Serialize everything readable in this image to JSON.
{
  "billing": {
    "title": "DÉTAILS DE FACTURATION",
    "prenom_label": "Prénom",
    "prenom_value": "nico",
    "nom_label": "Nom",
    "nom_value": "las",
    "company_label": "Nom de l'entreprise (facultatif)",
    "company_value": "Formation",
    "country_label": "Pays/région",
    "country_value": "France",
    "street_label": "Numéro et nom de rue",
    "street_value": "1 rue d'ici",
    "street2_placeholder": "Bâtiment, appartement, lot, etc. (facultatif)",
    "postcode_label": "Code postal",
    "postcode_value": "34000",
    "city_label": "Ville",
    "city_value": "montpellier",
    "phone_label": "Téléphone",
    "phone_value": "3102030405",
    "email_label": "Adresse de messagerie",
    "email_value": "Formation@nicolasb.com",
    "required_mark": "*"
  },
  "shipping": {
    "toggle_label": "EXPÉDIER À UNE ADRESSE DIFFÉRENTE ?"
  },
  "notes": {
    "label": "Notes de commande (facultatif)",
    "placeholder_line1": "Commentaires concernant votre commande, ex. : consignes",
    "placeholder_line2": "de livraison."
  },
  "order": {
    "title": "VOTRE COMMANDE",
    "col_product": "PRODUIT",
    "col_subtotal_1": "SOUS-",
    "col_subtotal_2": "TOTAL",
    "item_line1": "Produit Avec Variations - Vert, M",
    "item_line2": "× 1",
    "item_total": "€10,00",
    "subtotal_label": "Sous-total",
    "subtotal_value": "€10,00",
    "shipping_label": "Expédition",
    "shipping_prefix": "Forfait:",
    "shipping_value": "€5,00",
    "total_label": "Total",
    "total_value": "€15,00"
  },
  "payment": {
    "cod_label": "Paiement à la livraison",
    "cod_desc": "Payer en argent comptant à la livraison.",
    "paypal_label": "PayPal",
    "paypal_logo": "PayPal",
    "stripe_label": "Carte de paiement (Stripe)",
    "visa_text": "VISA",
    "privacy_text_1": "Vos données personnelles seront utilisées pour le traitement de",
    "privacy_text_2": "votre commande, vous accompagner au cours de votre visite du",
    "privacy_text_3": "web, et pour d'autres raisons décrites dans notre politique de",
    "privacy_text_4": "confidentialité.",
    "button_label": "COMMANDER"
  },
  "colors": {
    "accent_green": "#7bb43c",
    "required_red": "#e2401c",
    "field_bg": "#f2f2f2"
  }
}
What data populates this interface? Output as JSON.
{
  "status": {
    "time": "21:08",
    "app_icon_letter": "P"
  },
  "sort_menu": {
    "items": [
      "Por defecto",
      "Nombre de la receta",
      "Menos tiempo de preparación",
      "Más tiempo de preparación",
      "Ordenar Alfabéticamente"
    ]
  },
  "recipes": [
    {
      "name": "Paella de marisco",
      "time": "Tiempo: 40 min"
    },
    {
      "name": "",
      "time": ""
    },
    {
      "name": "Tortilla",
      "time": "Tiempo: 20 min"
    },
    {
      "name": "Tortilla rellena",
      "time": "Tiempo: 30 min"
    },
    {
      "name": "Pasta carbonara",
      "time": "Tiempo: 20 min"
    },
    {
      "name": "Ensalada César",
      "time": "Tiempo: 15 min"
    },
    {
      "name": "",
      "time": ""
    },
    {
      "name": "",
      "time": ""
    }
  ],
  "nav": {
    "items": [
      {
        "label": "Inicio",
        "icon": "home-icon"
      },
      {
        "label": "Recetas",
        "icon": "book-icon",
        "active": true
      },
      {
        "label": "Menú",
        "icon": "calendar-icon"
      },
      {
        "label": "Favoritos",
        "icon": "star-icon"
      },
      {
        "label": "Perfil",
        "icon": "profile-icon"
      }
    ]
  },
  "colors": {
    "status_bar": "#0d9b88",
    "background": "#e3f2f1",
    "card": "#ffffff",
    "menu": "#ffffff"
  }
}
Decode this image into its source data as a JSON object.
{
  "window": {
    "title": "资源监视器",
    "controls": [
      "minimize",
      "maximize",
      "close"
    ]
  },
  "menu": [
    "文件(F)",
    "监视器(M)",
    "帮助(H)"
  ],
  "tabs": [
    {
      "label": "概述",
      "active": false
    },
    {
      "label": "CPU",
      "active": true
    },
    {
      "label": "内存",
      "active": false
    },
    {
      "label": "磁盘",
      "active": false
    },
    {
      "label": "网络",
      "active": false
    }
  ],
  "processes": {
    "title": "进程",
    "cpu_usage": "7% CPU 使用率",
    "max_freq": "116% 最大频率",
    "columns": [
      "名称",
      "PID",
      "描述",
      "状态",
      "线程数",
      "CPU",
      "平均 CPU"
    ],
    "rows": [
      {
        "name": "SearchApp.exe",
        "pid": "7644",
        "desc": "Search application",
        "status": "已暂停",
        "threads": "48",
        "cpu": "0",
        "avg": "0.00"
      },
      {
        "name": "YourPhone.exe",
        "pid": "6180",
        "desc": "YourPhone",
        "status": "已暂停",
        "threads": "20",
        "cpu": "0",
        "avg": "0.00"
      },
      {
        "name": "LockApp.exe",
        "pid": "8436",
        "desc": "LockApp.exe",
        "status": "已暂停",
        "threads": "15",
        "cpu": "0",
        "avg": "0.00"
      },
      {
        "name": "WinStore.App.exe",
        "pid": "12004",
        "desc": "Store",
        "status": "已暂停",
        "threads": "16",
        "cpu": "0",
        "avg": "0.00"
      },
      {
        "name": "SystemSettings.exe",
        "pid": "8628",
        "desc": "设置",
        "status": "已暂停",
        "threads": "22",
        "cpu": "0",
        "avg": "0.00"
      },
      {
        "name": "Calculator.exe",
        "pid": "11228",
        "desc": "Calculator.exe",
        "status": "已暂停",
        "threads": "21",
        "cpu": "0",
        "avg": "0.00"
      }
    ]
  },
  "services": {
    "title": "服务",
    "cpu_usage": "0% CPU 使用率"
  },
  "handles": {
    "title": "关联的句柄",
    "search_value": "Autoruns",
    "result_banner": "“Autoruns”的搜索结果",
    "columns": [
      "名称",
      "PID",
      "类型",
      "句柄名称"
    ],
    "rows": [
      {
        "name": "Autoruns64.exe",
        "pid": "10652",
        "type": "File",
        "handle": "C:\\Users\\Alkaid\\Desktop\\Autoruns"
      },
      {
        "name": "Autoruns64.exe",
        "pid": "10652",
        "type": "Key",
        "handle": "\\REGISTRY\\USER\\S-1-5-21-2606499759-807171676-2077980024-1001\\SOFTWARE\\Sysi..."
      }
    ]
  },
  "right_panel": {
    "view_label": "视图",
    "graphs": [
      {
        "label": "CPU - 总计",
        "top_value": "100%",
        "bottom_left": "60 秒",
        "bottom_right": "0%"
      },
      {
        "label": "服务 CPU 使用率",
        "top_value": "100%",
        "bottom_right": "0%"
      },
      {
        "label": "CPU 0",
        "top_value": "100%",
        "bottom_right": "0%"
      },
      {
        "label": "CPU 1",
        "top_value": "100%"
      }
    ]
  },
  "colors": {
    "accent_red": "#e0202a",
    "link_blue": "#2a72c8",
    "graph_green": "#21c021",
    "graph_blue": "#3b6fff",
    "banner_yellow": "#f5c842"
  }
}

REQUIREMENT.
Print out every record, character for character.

TASK OUTPUT.
Serialize everything readable in this image to JSON.
{
  "billing": {
    "title": "DÉTAILS DE FACTURATION",
    "prenom_label": "Prénom",
    "prenom_value": "nico",
    "nom_label": "Nom",
    "nom_value": "las",
    "company_label": "Nom de l'entreprise (facultatif)",
    "company_value": "Formation",
    "country_label": "Pays/région",
    "country_value": "France",
    "street_label": "Numéro et nom de rue",
    "street_value": "1 rue d'ici",
    "street2_placeholder": "Bâtiment, appartement, lot, etc. (facultatif)",
    "postcode_label": "Code postal",
    "postcode_value": "34000",
    "city_label": "Ville",
    "city_value": "montpellier",
    "phone_label": "Téléphone",
    "phone_value": "3102030405",
    "email_label": "Adresse de messagerie",
    "email_value": "Formation@nicolasb.com",
    "required_mark": "*"
  },
  "shipping": {
    "toggle_label": "EXPÉDIER À UNE ADRESSE DIFFÉRENTE ?"
  },
  "notes": {
    "label": "Notes de commande (facultatif)",
    "placeholder_line1": "Commentaires concernant votre commande, ex. : consignes",
    "placeholder_line2": "de livraison."
  },
  "order": {
    "title": "VOTRE COMMANDE",
    "col_product": "PRODUIT",
    "col_subtotal_1": "SOUS-",
    "col_subtotal_2": "TOTAL",
    "item_line1": "Produit Avec Variations - Vert, M",
    "item_line2": "× 1",
    "item_total": "€10,00",
    "subtotal_label": "Sous-total",
    "subtotal_value": "€10,00",
    "shipping_label": "Expédition",
    "shipping_prefix": "Forfait:",
    "shipping_value": "€5,00",
    "total_label": "Total",
    "total_value": "€15,00"
  },
  "payment": {
    "cod_label": "Paiement à la livraison",
    "cod_desc": "Payer en argent comptant à la livraison.",
    "paypal_label": "PayPal",
    "paypal_logo": "PayPal",
    "stripe_label": "Carte de paiement (Stripe)",
    "visa_text": "VISA",
    "privacy_text_1": "Vos données personnelles seront utilisées pour le traitement de",
    "privacy_text_2": "votre commande, vous accompagner au cours de votre visite du",
    "privacy_text_3": "web, et pour d'autres raisons décrites dans notre politique de",
    "privacy_text_4": "confidentialité.",
    "button_label": "COMMANDER"
  },
  "colors": {
    "accent_green": "#7bb43c",
    "required_red": "#e2401c",
    "field_bg": "#f2f2f2"
  }
}
What data populates this interface? Output as JSON.
{
  "status": {
    "time": "21:08",
    "app_icon_letter": "P"
  },
  "sort_menu": {
    "items": [
      "Por defecto",
      "Nombre de la receta",
      "Menos tiempo de preparación",
      "Más tiempo de preparación",
      "Ordenar Alfabéticamente"
    ]
  },
  "recipes": [
    {
      "name": "Paella de marisco",
      "time": "Tiempo: 40 min"
    },
    {
      "name": "",
      "time": ""
    },
    {
      "name": "Tortilla",
      "time": "Tiempo: 20 min"
    },
    {
      "name": "Tortilla rellena",
      "time": "Tiempo: 30 min"
    },
    {
      "name": "Pasta carbonara",
      "time": "Tiempo: 20 min"
    },
    {
      "name": "Ensalada César",
      "time": "Tiempo: 15 min"
    },
    {
      "name": "",
      "time": ""
    },
    {
      "name": "",
      "time": ""
    }
  ],
  "nav": {
    "items": [
      {
        "label": "Inicio",
        "icon": "home-icon"
      },
      {
        "label": "Recetas",
        "icon": "book-icon",
        "active": true
      },
      {
        "label": "Menú",
        "icon": "calendar-icon"
      },
      {
        "label": "Favoritos",
        "icon": "star-icon"
      },
      {
        "label": "Perfil",
        "icon": "profile-icon"
      }
    ]
  },
  "colors": {
    "status_bar": "#0d9b88",
    "background": "#e3f2f1",
    "card": "#ffffff",
    "menu": "#ffffff"
  }
}
Decode this image into its source data as a JSON object.
{
  "window": {
    "title": "资源监视器",
    "controls": [
      "minimize",
      "maximize",
      "close"
    ]
  },
  "menu": [
    "文件(F)",
    "监视器(M)",
    "帮助(H)"
  ],
  "tabs": [
    {
      "label": "概述",
      "active": false
    },
    {
      "label": "CPU",
      "active": true
    },
    {
      "label": "内存",
      "active": false
    },
    {
      "label": "磁盘",
      "active": false
    },
    {
      "label": "网络",
      "active": false
    }
  ],
  "processes": {
    "title": "进程",
    "cpu_usage": "7% CPU 使用率",
    "max_freq": "116% 最大频率",
    "columns": [
      "名称",
      "PID",
      "描述",
      "状态",
      "线程数",
      "CPU",
      "平均 CPU"
    ],
    "rows": [
      {
        "name": "SearchApp.exe",
        "pid": "7644",
        "desc": "Search application",
        "status": "已暂停",
        "threads": "48",
        "cpu": "0",
        "avg": "0.00"
      },
      {
        "name": "YourPhone.exe",
        "pid": "6180",
        "desc": "YourPhone",
        "status": "已暂停",
        "threads": "20",
        "cpu": "0",
        "avg": "0.00"
      },
      {
        "name": "LockApp.exe",
        "pid": "8436",
        "desc": "LockApp.exe",
        "status": "已暂停",
        "threads": "15",
        "cpu": "0",
        "avg": "0.00"
      },
      {
        "name": "WinStore.App.exe",
        "pid": "12004",
        "desc": "Store",
        "status": "已暂停",
        "threads": "16",
        "cpu": "0",
        "avg": "0.00"
      },
      {
        "name": "SystemSettings.exe",
        "pid": "8628",
        "desc": "设置",
        "status": "已暂停",
        "threads": "22",
        "cpu": "0",
        "avg": "0.00"
      },
      {
        "name": "Calculator.exe",
        "pid": "11228",
        "desc": "Calculator.exe",
        "status": "已暂停",
        "threads": "21",
        "cpu": "0",
        "avg": "0.00"
      }
    ]
  },
  "services": {
    "title": "服务",
    "cpu_usage": "0% CPU 使用率"
  },
  "handles": {
    "title": "关联的句柄",
    "search_value": "Autoruns",
    "result_banner": "“Autoruns”的搜索结果",
    "columns": [
      "名称",
      "PID",
      "类型",
      "句柄名称"
    ],
    "rows": [
      {
        "name": "Autoruns64.exe",
        "pid": "10652",
        "type": "File",
        "handle": "C:\\Users\\Alkaid\\Desktop\\Autoruns"
      },
      {
        "name": "Autoruns64.exe",
        "pid": "10652",
        "type": "Key",
        "handle": "\\REGISTRY\\USER\\S-1-5-21-2606499759-807171676-2077980024-1001\\SOFTWARE\\Sysi..."
      }
    ]
  },
  "right_panel": {
    "view_label": "视图",
    "graphs": [
      {
        "label": "CPU - 总计",
        "top_value": "100%",
        "bottom_left": "60 秒",
        "bottom_right": "0%"
      },
      {
        "label": "服务 CPU 使用率",
        "top_value": "100%",
        "bottom_right": "0%"
      },
      {
        "label": "CPU 0",
        "top_value": "100%",
        "bottom_right": "0%"
      },
      {
        "label": "CPU 1",
        "top_value": "100%"
      }
    ]
  },
  "colors": {
    "accent_red": "#e0202a",
    "link_blue": "#2a72c8",
    "graph_green": "#21c021",
    "graph_blue": "#3b6fff",
    "banner_yellow": "#f5c842"
  }
}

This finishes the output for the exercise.